→ Task directions
The entries follow. Copy every line in which "this" appears.

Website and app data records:
--- START ---

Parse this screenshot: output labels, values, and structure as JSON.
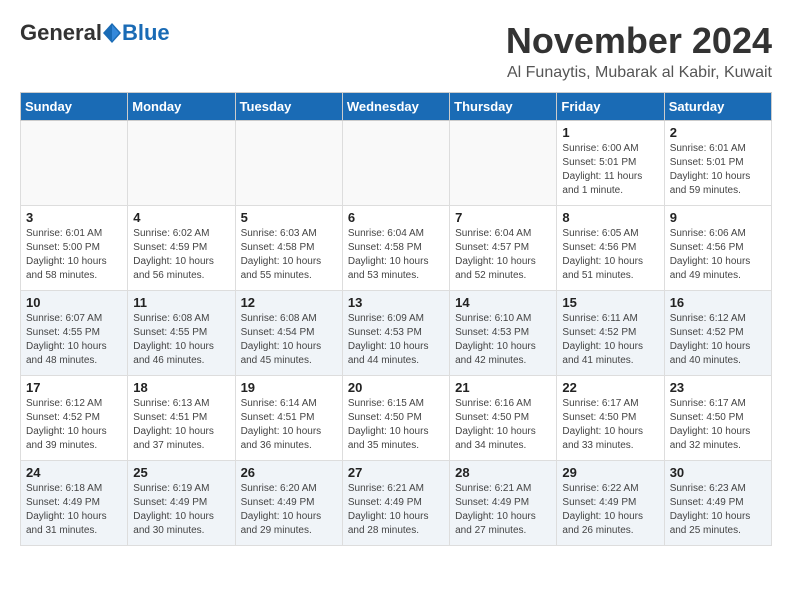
{
  "header": {
    "logo_general": "General",
    "logo_blue": "Blue",
    "month_title": "November 2024",
    "subtitle": "Al Funaytis, Mubarak al Kabir, Kuwait"
  },
  "weekdays": [
    "Sunday",
    "Monday",
    "Tuesday",
    "Wednesday",
    "Thursday",
    "Friday",
    "Saturday"
  ],
  "weeks": [
    [
      {
        "day": "",
        "info": ""
      },
      {
        "day": "",
        "info": ""
      },
      {
        "day": "",
        "info": ""
      },
      {
        "day": "",
        "info": ""
      },
      {
        "day": "",
        "info": ""
      },
      {
        "day": "1",
        "info": "Sunrise: 6:00 AM\nSunset: 5:01 PM\nDaylight: 11 hours\nand 1 minute."
      },
      {
        "day": "2",
        "info": "Sunrise: 6:01 AM\nSunset: 5:01 PM\nDaylight: 10 hours\nand 59 minutes."
      }
    ],
    [
      {
        "day": "3",
        "info": "Sunrise: 6:01 AM\nSunset: 5:00 PM\nDaylight: 10 hours\nand 58 minutes."
      },
      {
        "day": "4",
        "info": "Sunrise: 6:02 AM\nSunset: 4:59 PM\nDaylight: 10 hours\nand 56 minutes."
      },
      {
        "day": "5",
        "info": "Sunrise: 6:03 AM\nSunset: 4:58 PM\nDaylight: 10 hours\nand 55 minutes."
      },
      {
        "day": "6",
        "info": "Sunrise: 6:04 AM\nSunset: 4:58 PM\nDaylight: 10 hours\nand 53 minutes."
      },
      {
        "day": "7",
        "info": "Sunrise: 6:04 AM\nSunset: 4:57 PM\nDaylight: 10 hours\nand 52 minutes."
      },
      {
        "day": "8",
        "info": "Sunrise: 6:05 AM\nSunset: 4:56 PM\nDaylight: 10 hours\nand 51 minutes."
      },
      {
        "day": "9",
        "info": "Sunrise: 6:06 AM\nSunset: 4:56 PM\nDaylight: 10 hours\nand 49 minutes."
      }
    ],
    [
      {
        "day": "10",
        "info": "Sunrise: 6:07 AM\nSunset: 4:55 PM\nDaylight: 10 hours\nand 48 minutes."
      },
      {
        "day": "11",
        "info": "Sunrise: 6:08 AM\nSunset: 4:55 PM\nDaylight: 10 hours\nand 46 minutes."
      },
      {
        "day": "12",
        "info": "Sunrise: 6:08 AM\nSunset: 4:54 PM\nDaylight: 10 hours\nand 45 minutes."
      },
      {
        "day": "13",
        "info": "Sunrise: 6:09 AM\nSunset: 4:53 PM\nDaylight: 10 hours\nand 44 minutes."
      },
      {
        "day": "14",
        "info": "Sunrise: 6:10 AM\nSunset: 4:53 PM\nDaylight: 10 hours\nand 42 minutes."
      },
      {
        "day": "15",
        "info": "Sunrise: 6:11 AM\nSunset: 4:52 PM\nDaylight: 10 hours\nand 41 minutes."
      },
      {
        "day": "16",
        "info": "Sunrise: 6:12 AM\nSunset: 4:52 PM\nDaylight: 10 hours\nand 40 minutes."
      }
    ],
    [
      {
        "day": "17",
        "info": "Sunrise: 6:12 AM\nSunset: 4:52 PM\nDaylight: 10 hours\nand 39 minutes."
      },
      {
        "day": "18",
        "info": "Sunrise: 6:13 AM\nSunset: 4:51 PM\nDaylight: 10 hours\nand 37 minutes."
      },
      {
        "day": "19",
        "info": "Sunrise: 6:14 AM\nSunset: 4:51 PM\nDaylight: 10 hours\nand 36 minutes."
      },
      {
        "day": "20",
        "info": "Sunrise: 6:15 AM\nSunset: 4:50 PM\nDaylight: 10 hours\nand 35 minutes."
      },
      {
        "day": "21",
        "info": "Sunrise: 6:16 AM\nSunset: 4:50 PM\nDaylight: 10 hours\nand 34 minutes."
      },
      {
        "day": "22",
        "info": "Sunrise: 6:17 AM\nSunset: 4:50 PM\nDaylight: 10 hours\nand 33 minutes."
      },
      {
        "day": "23",
        "info": "Sunrise: 6:17 AM\nSunset: 4:50 PM\nDaylight: 10 hours\nand 32 minutes."
      }
    ],
    [
      {
        "day": "24",
        "info": "Sunrise: 6:18 AM\nSunset: 4:49 PM\nDaylight: 10 hours\nand 31 minutes."
      },
      {
        "day": "25",
        "info": "Sunrise: 6:19 AM\nSunset: 4:49 PM\nDaylight: 10 hours\nand 30 minutes."
      },
      {
        "day": "26",
        "info": "Sunrise: 6:20 AM\nSunset: 4:49 PM\nDaylight: 10 hours\nand 29 minutes."
      },
      {
        "day": "27",
        "info": "Sunrise: 6:21 AM\nSunset: 4:49 PM\nDaylight: 10 hours\nand 28 minutes."
      },
      {
        "day": "28",
        "info": "Sunrise: 6:21 AM\nSunset: 4:49 PM\nDaylight: 10 hours\nand 27 minutes."
      },
      {
        "day": "29",
        "info": "Sunrise: 6:22 AM\nSunset: 4:49 PM\nDaylight: 10 hours\nand 26 minutes."
      },
      {
        "day": "30",
        "info": "Sunrise: 6:23 AM\nSunset: 4:49 PM\nDaylight: 10 hours\nand 25 minutes."
      }
    ]
  ]
}
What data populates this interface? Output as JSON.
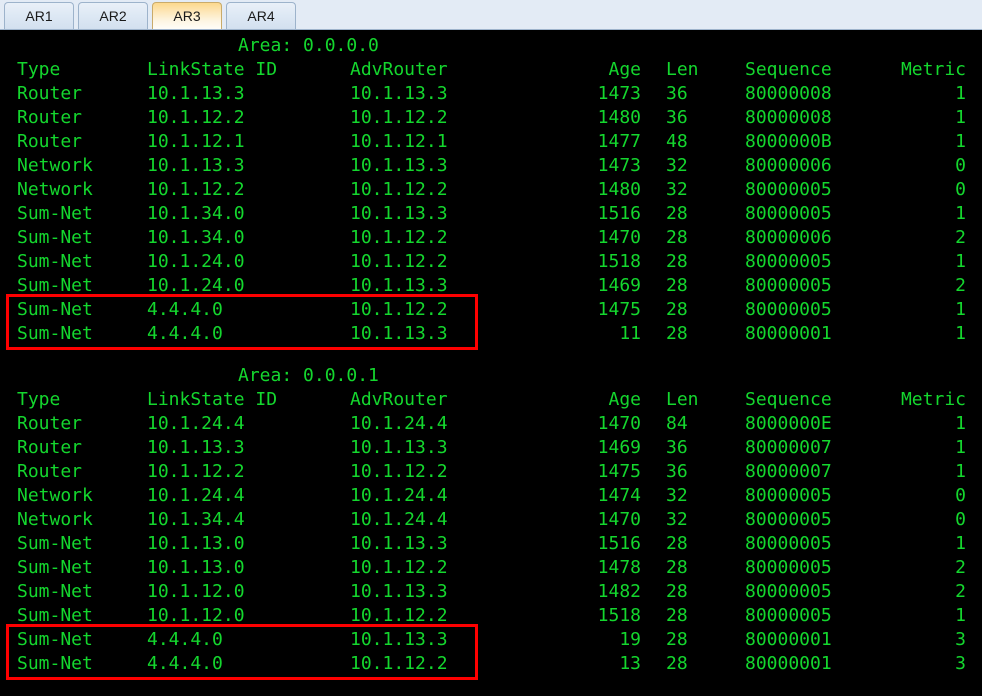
{
  "window": {
    "title": "AR3",
    "background": "#000000",
    "text_color": "#14d72e",
    "highlight_color": "#fe0000"
  },
  "tabs": [
    {
      "label": "AR1",
      "active": false
    },
    {
      "label": "AR2",
      "active": false
    },
    {
      "label": "AR3",
      "active": true
    },
    {
      "label": "AR4",
      "active": false
    }
  ],
  "columns": {
    "type": "Type",
    "linkstate_id": "LinkState ID",
    "advrouter": "AdvRouter",
    "age": "Age",
    "len": "Len",
    "sequence": "Sequence",
    "metric": "Metric"
  },
  "sections": [
    {
      "area_label": "Area: 0.0.0.0",
      "rows": [
        {
          "type": "Router",
          "lsid": "10.1.13.3",
          "adv": "10.1.13.3",
          "age": "1473",
          "len": "36",
          "seq": "80000008",
          "metric": "1",
          "highlight": false
        },
        {
          "type": "Router",
          "lsid": "10.1.12.2",
          "adv": "10.1.12.2",
          "age": "1480",
          "len": "36",
          "seq": "80000008",
          "metric": "1",
          "highlight": false
        },
        {
          "type": "Router",
          "lsid": "10.1.12.1",
          "adv": "10.1.12.1",
          "age": "1477",
          "len": "48",
          "seq": "8000000B",
          "metric": "1",
          "highlight": false
        },
        {
          "type": "Network",
          "lsid": "10.1.13.3",
          "adv": "10.1.13.3",
          "age": "1473",
          "len": "32",
          "seq": "80000006",
          "metric": "0",
          "highlight": false
        },
        {
          "type": "Network",
          "lsid": "10.1.12.2",
          "adv": "10.1.12.2",
          "age": "1480",
          "len": "32",
          "seq": "80000005",
          "metric": "0",
          "highlight": false
        },
        {
          "type": "Sum-Net",
          "lsid": "10.1.34.0",
          "adv": "10.1.13.3",
          "age": "1516",
          "len": "28",
          "seq": "80000005",
          "metric": "1",
          "highlight": false
        },
        {
          "type": "Sum-Net",
          "lsid": "10.1.34.0",
          "adv": "10.1.12.2",
          "age": "1470",
          "len": "28",
          "seq": "80000006",
          "metric": "2",
          "highlight": false
        },
        {
          "type": "Sum-Net",
          "lsid": "10.1.24.0",
          "adv": "10.1.12.2",
          "age": "1518",
          "len": "28",
          "seq": "80000005",
          "metric": "1",
          "highlight": false
        },
        {
          "type": "Sum-Net",
          "lsid": "10.1.24.0",
          "adv": "10.1.13.3",
          "age": "1469",
          "len": "28",
          "seq": "80000005",
          "metric": "2",
          "highlight": false
        },
        {
          "type": "Sum-Net",
          "lsid": "4.4.4.0",
          "adv": "10.1.12.2",
          "age": "1475",
          "len": "28",
          "seq": "80000005",
          "metric": "1",
          "highlight": true
        },
        {
          "type": "Sum-Net",
          "lsid": "4.4.4.0",
          "adv": "10.1.13.3",
          "age": "11",
          "len": "28",
          "seq": "80000001",
          "metric": "1",
          "highlight": true
        }
      ]
    },
    {
      "area_label": "Area: 0.0.0.1",
      "rows": [
        {
          "type": "Router",
          "lsid": "10.1.24.4",
          "adv": "10.1.24.4",
          "age": "1470",
          "len": "84",
          "seq": "8000000E",
          "metric": "1",
          "highlight": false
        },
        {
          "type": "Router",
          "lsid": "10.1.13.3",
          "adv": "10.1.13.3",
          "age": "1469",
          "len": "36",
          "seq": "80000007",
          "metric": "1",
          "highlight": false
        },
        {
          "type": "Router",
          "lsid": "10.1.12.2",
          "adv": "10.1.12.2",
          "age": "1475",
          "len": "36",
          "seq": "80000007",
          "metric": "1",
          "highlight": false
        },
        {
          "type": "Network",
          "lsid": "10.1.24.4",
          "adv": "10.1.24.4",
          "age": "1474",
          "len": "32",
          "seq": "80000005",
          "metric": "0",
          "highlight": false
        },
        {
          "type": "Network",
          "lsid": "10.1.34.4",
          "adv": "10.1.24.4",
          "age": "1470",
          "len": "32",
          "seq": "80000005",
          "metric": "0",
          "highlight": false
        },
        {
          "type": "Sum-Net",
          "lsid": "10.1.13.0",
          "adv": "10.1.13.3",
          "age": "1516",
          "len": "28",
          "seq": "80000005",
          "metric": "1",
          "highlight": false
        },
        {
          "type": "Sum-Net",
          "lsid": "10.1.13.0",
          "adv": "10.1.12.2",
          "age": "1478",
          "len": "28",
          "seq": "80000005",
          "metric": "2",
          "highlight": false
        },
        {
          "type": "Sum-Net",
          "lsid": "10.1.12.0",
          "adv": "10.1.13.3",
          "age": "1482",
          "len": "28",
          "seq": "80000005",
          "metric": "2",
          "highlight": false
        },
        {
          "type": "Sum-Net",
          "lsid": "10.1.12.0",
          "adv": "10.1.12.2",
          "age": "1518",
          "len": "28",
          "seq": "80000005",
          "metric": "1",
          "highlight": false
        },
        {
          "type": "Sum-Net",
          "lsid": "4.4.4.0",
          "adv": "10.1.13.3",
          "age": "19",
          "len": "28",
          "seq": "80000001",
          "metric": "3",
          "highlight": true
        },
        {
          "type": "Sum-Net",
          "lsid": "4.4.4.0",
          "adv": "10.1.12.2",
          "age": "13",
          "len": "28",
          "seq": "80000001",
          "metric": "3",
          "highlight": true
        }
      ]
    }
  ]
}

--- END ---

→ Task output
Parse this screenshot: output labels, values, and structure as JSON.
What data populates this interface? Output as JSON.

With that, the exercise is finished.